David Evanson and Oliver Pursche
TheStreet.com, Spring, 2013
Although the bull market appears to be healthy and ready to march on, there are some indications that a shift in market leadership is getting closer.
As the S&P 500 and Dow Jones Industrial Average continue to make new highs, I am noticing a new trend within the components of these averages — sellers are coming back.
As a result of sifting through various fillings by hedge fund managers, reviewing daily market buy/sell volume and overall market breadth, I see a shift in leadership occurring: small-cap value stocks are beginning to emerge.
Donzzt get me wrong, Izzm not suggesting that large multinationals will come crashing down or represent poor investments. I am, however, suggesting that their small-cap brethren are likely to begin outperforming these global behemoths.
One fact that raised my suspicions was momentum in small-cap revenues and earnings vs. larger companies.
Specifically, while the Russell 2000 Small-Cap Value index has posted similar returns to the S&P 500, the valuations are quite different. Whereas revenues for constituents of the S&P have grown by a little less than 5% over the past 12 months, revenues for the companies within the Russell 2000 Value are up 9.7% year over year.
More importantly the growth in net margins for small caps is 11.2% vs. 9.6% for the S&P 500. Net, net then, I believe that prevailing large cap price-to-earnings ratios do not reflect what I see as unsustainable margin improvements.

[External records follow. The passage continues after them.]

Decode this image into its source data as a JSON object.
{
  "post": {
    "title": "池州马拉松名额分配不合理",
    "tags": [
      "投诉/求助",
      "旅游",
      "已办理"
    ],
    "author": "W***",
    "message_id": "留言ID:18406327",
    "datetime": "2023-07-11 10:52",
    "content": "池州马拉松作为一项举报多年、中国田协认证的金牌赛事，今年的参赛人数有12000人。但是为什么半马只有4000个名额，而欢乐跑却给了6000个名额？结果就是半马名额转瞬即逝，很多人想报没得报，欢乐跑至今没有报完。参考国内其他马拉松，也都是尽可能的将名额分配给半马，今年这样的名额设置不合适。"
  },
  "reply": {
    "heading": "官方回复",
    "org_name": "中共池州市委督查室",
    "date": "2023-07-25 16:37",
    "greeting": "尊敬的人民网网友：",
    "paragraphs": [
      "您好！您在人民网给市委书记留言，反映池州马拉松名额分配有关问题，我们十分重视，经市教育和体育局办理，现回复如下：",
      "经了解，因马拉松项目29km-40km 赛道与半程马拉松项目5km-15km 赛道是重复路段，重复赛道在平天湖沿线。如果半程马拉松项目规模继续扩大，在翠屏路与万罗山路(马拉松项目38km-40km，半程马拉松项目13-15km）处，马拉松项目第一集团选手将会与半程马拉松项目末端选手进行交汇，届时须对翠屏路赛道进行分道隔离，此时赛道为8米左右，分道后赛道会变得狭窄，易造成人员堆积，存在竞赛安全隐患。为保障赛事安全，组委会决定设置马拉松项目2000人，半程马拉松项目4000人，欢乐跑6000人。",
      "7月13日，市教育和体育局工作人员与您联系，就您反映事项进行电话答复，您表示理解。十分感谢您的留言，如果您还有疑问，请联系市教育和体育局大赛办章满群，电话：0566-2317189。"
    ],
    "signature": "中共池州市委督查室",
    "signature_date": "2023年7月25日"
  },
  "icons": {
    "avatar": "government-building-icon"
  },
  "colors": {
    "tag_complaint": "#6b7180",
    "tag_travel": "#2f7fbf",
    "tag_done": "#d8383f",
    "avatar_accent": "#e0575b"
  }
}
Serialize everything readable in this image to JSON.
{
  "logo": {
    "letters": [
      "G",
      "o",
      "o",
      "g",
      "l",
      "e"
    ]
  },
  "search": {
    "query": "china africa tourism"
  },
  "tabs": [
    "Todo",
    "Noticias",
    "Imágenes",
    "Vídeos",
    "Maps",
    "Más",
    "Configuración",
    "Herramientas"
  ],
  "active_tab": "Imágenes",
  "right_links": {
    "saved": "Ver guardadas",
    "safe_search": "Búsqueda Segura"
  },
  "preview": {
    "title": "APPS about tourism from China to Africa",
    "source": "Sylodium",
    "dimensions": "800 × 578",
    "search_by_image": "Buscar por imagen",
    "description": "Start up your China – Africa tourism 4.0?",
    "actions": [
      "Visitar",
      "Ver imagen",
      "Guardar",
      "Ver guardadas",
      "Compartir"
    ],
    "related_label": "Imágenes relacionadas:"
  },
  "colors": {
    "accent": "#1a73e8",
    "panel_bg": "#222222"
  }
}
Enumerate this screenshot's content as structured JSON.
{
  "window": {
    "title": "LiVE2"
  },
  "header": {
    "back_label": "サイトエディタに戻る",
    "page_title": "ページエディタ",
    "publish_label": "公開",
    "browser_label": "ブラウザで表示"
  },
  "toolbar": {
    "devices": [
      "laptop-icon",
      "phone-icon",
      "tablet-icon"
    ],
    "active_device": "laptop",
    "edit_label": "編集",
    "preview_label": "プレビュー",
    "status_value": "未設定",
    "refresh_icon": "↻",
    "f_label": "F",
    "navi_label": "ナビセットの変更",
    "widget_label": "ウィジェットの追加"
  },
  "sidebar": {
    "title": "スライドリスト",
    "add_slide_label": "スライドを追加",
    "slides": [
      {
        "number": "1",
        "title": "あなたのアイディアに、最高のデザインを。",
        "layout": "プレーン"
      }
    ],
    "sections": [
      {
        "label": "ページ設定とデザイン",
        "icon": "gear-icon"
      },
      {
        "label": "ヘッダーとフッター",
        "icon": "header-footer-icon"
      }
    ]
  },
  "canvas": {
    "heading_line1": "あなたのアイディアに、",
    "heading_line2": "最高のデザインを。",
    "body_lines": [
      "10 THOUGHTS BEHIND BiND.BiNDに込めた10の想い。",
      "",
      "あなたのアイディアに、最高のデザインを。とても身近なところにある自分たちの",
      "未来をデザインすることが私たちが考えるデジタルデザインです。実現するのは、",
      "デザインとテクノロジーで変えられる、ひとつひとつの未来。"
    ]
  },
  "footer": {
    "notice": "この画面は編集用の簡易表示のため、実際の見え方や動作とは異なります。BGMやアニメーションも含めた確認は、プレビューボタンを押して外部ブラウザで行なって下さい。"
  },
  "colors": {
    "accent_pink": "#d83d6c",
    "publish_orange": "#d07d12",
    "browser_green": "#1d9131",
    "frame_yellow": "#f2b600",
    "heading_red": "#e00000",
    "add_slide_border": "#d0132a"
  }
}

As we see this play out over time, small-cap stocks and indices are positioned to rise at the expense of large-caps, which appear destined to fall as new margin improvement prove difficult to find.
Small-cap stocks have the reputation of being riskier, young companies whose stock is more volatile than the broader market. This reputation is warranted, and one reason why stock picking among small-caps, rather than making a broad sector bet, can deliver alpha.
With this in mind, here are some of our favorite names, which are included in our small-cap separate accounts strategy: Cheese Cake Factory (CAKE), Lancaster Colony (LANC), Owens & Minor (OMI) and Wolverine World Wide (WWW).
Portfolios focusing on low-volatility, high-quality small-cap stocks may be able to reduce overall portfolio volatility and achieve better returns. Growth-oriented investors should start rotating into small-caps, as they could come back into favor soon.
At the time of publication, the following stocks may be owned in the GMG Defensive Beta Fund and/or Gary Goldberg Financial Services and in separate accounts: CAKE, LANC, OMI and WWW. Pursche is co-manager of the GMG Defensive Beta Fund and is president of GGFS.